ALBANY, NY. – Local law enforcement are teaming up with the Federal Bureau of Investigation to put a stop to victimization of children through child prostitution and child-sex trafficking.
Albany County District Attorney David Soares says he's currently prosecuting four sex-trafficking cases and investigating several others.
Soares says it is an issue that crosses county lines. “We have exit 24 and 25 that connect New York City to Montreal, that connect Boston to Chicago, there's a lot of people coming through and these people believe it's a key location to engage in this trade,” he explains.
Girls as young as 12, 13, 14-years-old are being picked up by “pimps” and then persuaded or pressured into selling their bodies for money.
“More often than not it's an inner city child that no one is looking out for,” Soares said.
In Schenectady, Delores Edmonds-McIntosh is the Executive Director of SAFE Inc, a non-profit organization that serves the youth awho are at risk of, or have already been, sexually exploited.
McIntosh has worked for the program for more than 20 years.
“I can truly say about 60 percent of our population has had some kind of contact with an adult in a familiar situation or sometimes not familiar situation depending on what age they became sexual involved,” McIntosh said.
One of the programs SAFE offers is outreach. A group of three “hit the streets” every Friday and Saturday night as the sun sets to offer hope and help to at risk children.
Khalik, Josephine and Marcus think child prostitution is an underlying issue in the area that needs to be addressed.
“It's not a good feeling know that young girls – 14, 15-years-old – being prostituted for a pair of sneakers,” Khalik said.
“They're manipulated by the older men, or money or they might not be in a position where they can afford things and it's their only outlet,” Josephine said.

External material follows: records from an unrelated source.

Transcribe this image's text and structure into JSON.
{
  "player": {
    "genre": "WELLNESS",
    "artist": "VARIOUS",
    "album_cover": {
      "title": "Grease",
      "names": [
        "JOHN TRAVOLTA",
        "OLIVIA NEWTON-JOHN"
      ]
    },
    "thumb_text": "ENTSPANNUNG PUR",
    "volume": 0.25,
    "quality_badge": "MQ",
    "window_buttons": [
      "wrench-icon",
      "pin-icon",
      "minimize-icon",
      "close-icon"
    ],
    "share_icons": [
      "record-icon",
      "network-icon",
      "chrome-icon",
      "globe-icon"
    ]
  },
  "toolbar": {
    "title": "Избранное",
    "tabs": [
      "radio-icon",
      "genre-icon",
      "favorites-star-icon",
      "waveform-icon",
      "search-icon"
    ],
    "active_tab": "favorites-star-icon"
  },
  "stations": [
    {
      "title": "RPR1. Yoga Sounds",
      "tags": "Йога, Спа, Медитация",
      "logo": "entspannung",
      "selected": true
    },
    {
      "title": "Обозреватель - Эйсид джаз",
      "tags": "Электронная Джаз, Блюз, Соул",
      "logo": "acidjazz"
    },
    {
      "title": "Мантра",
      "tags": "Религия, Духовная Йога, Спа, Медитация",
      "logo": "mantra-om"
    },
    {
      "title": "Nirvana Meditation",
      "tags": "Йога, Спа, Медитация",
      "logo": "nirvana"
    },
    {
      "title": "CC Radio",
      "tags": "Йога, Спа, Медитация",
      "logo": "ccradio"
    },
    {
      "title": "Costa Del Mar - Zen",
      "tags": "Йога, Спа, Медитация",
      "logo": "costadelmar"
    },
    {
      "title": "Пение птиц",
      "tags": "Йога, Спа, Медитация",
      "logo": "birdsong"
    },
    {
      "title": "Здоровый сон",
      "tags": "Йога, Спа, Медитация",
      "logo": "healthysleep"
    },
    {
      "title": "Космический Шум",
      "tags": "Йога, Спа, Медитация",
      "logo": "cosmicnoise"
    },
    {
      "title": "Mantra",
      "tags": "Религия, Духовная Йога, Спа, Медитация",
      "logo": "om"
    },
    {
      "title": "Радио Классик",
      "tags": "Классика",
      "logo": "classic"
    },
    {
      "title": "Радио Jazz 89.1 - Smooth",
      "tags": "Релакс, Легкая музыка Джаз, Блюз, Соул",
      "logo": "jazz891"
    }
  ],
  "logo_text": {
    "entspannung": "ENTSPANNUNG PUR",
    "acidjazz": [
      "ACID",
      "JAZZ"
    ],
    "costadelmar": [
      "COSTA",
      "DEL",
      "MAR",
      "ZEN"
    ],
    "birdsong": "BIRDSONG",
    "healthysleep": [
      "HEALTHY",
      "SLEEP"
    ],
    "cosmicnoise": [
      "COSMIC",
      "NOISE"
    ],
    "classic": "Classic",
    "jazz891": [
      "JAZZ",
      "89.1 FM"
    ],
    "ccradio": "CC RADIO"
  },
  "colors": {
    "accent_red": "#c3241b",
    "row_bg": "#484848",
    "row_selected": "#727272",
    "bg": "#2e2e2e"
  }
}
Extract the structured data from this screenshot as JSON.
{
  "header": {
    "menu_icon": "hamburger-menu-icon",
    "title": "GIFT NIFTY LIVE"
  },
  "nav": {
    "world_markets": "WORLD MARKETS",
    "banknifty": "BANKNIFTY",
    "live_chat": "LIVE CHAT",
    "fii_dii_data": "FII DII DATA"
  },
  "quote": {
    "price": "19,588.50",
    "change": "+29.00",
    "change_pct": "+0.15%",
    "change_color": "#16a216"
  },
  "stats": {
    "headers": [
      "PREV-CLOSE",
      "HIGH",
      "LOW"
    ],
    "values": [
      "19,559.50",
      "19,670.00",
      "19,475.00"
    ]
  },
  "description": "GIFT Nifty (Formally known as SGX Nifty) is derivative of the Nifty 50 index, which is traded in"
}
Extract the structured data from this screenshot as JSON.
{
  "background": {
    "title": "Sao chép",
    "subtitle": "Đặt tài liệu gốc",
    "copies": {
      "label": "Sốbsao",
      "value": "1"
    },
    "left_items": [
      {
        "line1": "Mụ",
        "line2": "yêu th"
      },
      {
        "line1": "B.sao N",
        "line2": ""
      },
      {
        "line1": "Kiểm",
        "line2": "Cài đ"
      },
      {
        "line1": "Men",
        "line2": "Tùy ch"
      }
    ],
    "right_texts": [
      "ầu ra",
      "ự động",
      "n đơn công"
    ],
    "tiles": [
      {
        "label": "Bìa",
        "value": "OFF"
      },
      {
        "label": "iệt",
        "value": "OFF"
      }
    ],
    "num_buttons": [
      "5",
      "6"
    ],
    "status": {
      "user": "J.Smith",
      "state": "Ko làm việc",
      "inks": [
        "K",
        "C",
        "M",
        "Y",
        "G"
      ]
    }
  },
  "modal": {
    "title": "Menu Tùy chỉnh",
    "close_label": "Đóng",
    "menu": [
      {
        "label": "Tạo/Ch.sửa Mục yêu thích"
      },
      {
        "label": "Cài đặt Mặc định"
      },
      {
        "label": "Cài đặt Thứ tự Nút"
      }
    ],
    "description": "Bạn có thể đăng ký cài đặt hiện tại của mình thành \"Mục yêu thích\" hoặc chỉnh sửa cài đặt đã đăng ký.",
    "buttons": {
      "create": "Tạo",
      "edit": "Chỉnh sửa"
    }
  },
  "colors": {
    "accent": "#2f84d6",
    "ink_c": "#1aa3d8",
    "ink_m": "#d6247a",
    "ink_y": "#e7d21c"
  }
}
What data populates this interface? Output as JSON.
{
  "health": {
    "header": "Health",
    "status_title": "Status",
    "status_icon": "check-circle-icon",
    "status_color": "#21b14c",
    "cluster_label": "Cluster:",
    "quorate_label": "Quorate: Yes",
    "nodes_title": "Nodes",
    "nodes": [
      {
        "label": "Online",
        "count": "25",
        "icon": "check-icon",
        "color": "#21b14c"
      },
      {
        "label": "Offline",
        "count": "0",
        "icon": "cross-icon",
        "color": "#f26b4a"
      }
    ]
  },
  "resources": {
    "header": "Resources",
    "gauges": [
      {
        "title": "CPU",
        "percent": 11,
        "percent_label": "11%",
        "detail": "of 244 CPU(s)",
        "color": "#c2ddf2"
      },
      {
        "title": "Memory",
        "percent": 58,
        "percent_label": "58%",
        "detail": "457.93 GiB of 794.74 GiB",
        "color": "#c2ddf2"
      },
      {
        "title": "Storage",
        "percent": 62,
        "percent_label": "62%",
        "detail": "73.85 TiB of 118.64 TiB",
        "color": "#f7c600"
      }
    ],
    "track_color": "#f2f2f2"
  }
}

A woman, named “Vicki” to protect her identity, says she was a victim of child prostitution met NEWS10's Christine O'Donnell to share her story.
“It was for me to keep it a secret, it was the secret,” Vicki said. “It started with me when I was just a kid, I was sexually molested.”
For the past few months law enforcement officials have been working with FBI to stop the trafficking and prostitution of children both on the streets and online.
“It was a set up, a frame job,” convicted persistent felon Bruce Carey, 57, said the day he was sentenced to 15 years to life in prison for rape and promoting prostitution of a 15-year-old girl in a Schenectady County on October 18th. This was Carey's third felony conviction after authorities say he spent most of his life profiting by prostitution children.
Colonie Police Lt. Robert Winn tells NEWS10 about the child-sex trafficking cases his department has worked.
“We had one case earlier this year, an out-call service with a pimp using a 14-year-old prostitute,” Winn said.
On June 22nd, Winn says 27-year-old Darren Bostic was arrested and charged with promoting prostitution and Endangering the Welfare of a Child.
“It upset a lot of officers working that night, it set a lot of them back, it's an extremely rare case for us, it's the first time we've seen it, it's horrible,” Winn said.
Another case is being prosecuted by the U.S. Attorneys' Office in which the affidavit says that Michael Heppelle, of Troy, was arrested and charged federally for child-sex trafficking after he planed to pay $500 to have sex with a 12-year-old girl.
So why can't these young girls seem to find a way out?
Khalik says he has an idea.
“They're searching for that family unit or a way to come out of being in poverty they just don't have the tools to make things happen,” Khalik said.
“There's no reason for a kid to go through what I went through,” Vicki says. “Talk to your parents, if you don't feel comfortable talking to your parents, talk to your teacher, somebody will listen and somebody will get you help.”
For those who take advantage of these young girls, District Attorney Soares says it's not a secret anymore. “For the pimps, and to the other managers out there, and for the other part of this economic engine that keeps this business thriving the people who are looking at those “backpages,” your decline is not going to be private. We're going to make your arrests as public as possible,” Soares said.
Full interview with Vicki: http://www.youtube.com/watch?v=4SxWmM_ZsRk&feature=youtu.be
SAFE Inc of Schenectady: http://www.safeincofschenectady.org/